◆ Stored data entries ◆

===

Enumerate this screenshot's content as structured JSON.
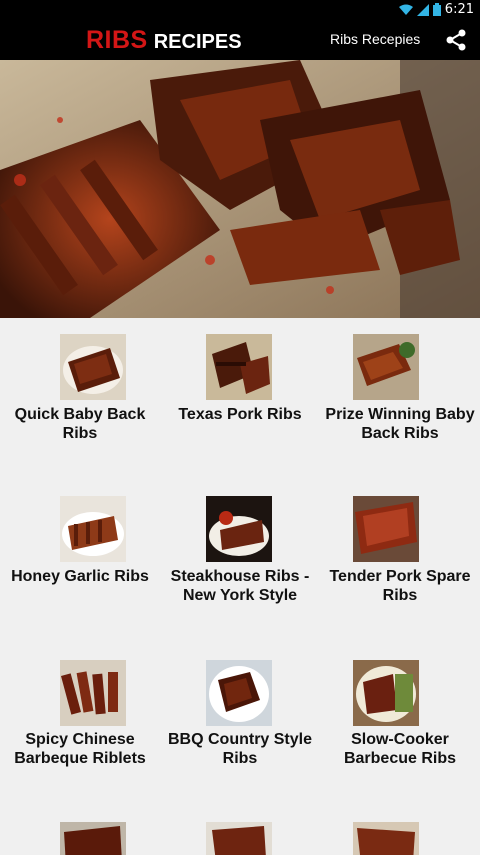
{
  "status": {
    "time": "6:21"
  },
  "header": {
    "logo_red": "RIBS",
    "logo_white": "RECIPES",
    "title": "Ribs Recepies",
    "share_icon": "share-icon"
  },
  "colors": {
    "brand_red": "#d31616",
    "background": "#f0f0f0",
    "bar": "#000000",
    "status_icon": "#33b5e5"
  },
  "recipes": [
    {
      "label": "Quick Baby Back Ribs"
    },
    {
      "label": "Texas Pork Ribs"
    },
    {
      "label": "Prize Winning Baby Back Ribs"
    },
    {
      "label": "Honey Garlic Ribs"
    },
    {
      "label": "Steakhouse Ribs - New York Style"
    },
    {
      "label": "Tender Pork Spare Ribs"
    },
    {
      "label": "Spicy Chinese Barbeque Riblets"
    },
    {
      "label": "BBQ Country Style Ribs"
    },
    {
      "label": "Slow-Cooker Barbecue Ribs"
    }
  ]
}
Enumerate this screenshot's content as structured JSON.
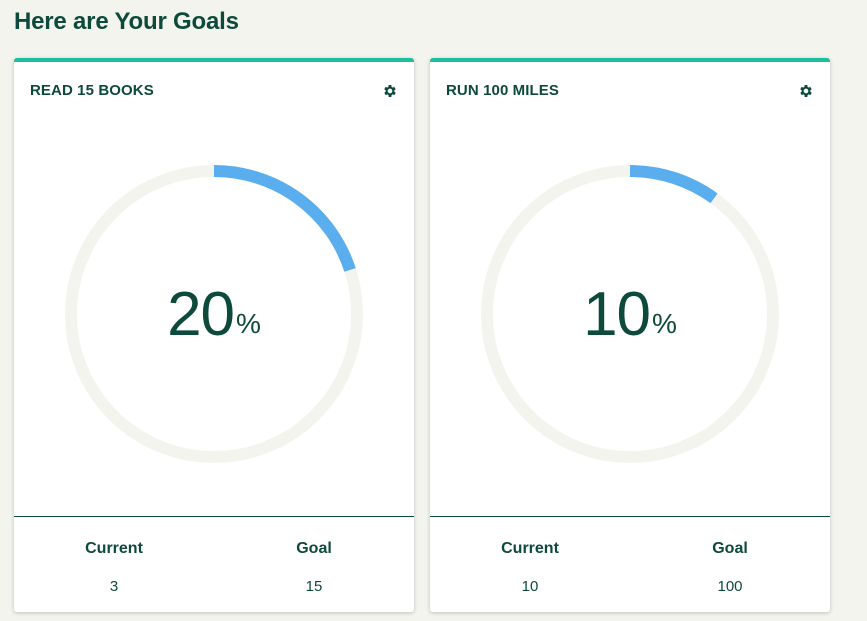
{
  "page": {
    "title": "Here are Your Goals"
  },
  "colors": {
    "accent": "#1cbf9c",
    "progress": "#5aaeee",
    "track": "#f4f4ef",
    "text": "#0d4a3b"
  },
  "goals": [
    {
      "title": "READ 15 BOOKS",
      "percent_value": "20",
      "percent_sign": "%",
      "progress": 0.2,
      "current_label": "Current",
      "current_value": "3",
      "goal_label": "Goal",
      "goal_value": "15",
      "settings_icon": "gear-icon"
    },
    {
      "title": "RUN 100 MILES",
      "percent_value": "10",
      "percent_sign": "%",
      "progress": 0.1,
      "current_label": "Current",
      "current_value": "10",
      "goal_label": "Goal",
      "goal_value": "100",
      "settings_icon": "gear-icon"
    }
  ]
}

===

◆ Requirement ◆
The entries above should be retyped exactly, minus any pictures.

◆ Output of the task ◆
Enumerate this screenshot's content as structured JSON.
{
  "status": {
    "time": "6:21"
  },
  "header": {
    "logo_red": "RIBS",
    "logo_white": "RECIPES",
    "title": "Ribs Recepies",
    "share_icon": "share-icon"
  },
  "colors": {
    "brand_red": "#d31616",
    "background": "#f0f0f0",
    "bar": "#000000",
    "status_icon": "#33b5e5"
  },
  "recipes": [
    {
      "label": "Quick Baby Back Ribs"
    },
    {
      "label": "Texas Pork Ribs"
    },
    {
      "label": "Prize Winning Baby Back Ribs"
    },
    {
      "label": "Honey Garlic Ribs"
    },
    {
      "label": "Steakhouse Ribs - New York Style"
    },
    {
      "label": "Tender Pork Spare Ribs"
    },
    {
      "label": "Spicy Chinese Barbeque Riblets"
    },
    {
      "label": "BBQ Country Style Ribs"
    },
    {
      "label": "Slow-Cooker Barbecue Ribs"
    }
  ]
}
Enumerate this screenshot's content as structured JSON.
{
  "page": {
    "title": "Here are Your Goals"
  },
  "colors": {
    "accent": "#1cbf9c",
    "progress": "#5aaeee",
    "track": "#f4f4ef",
    "text": "#0d4a3b"
  },
  "goals": [
    {
      "title": "READ 15 BOOKS",
      "percent_value": "20",
      "percent_sign": "%",
      "progress": 0.2,
      "current_label": "Current",
      "current_value": "3",
      "goal_label": "Goal",
      "goal_value": "15",
      "settings_icon": "gear-icon"
    },
    {
      "title": "RUN 100 MILES",
      "percent_value": "10",
      "percent_sign": "%",
      "progress": 0.1,
      "current_label": "Current",
      "current_value": "10",
      "goal_label": "Goal",
      "goal_value": "100",
      "settings_icon": "gear-icon"
    }
  ]
}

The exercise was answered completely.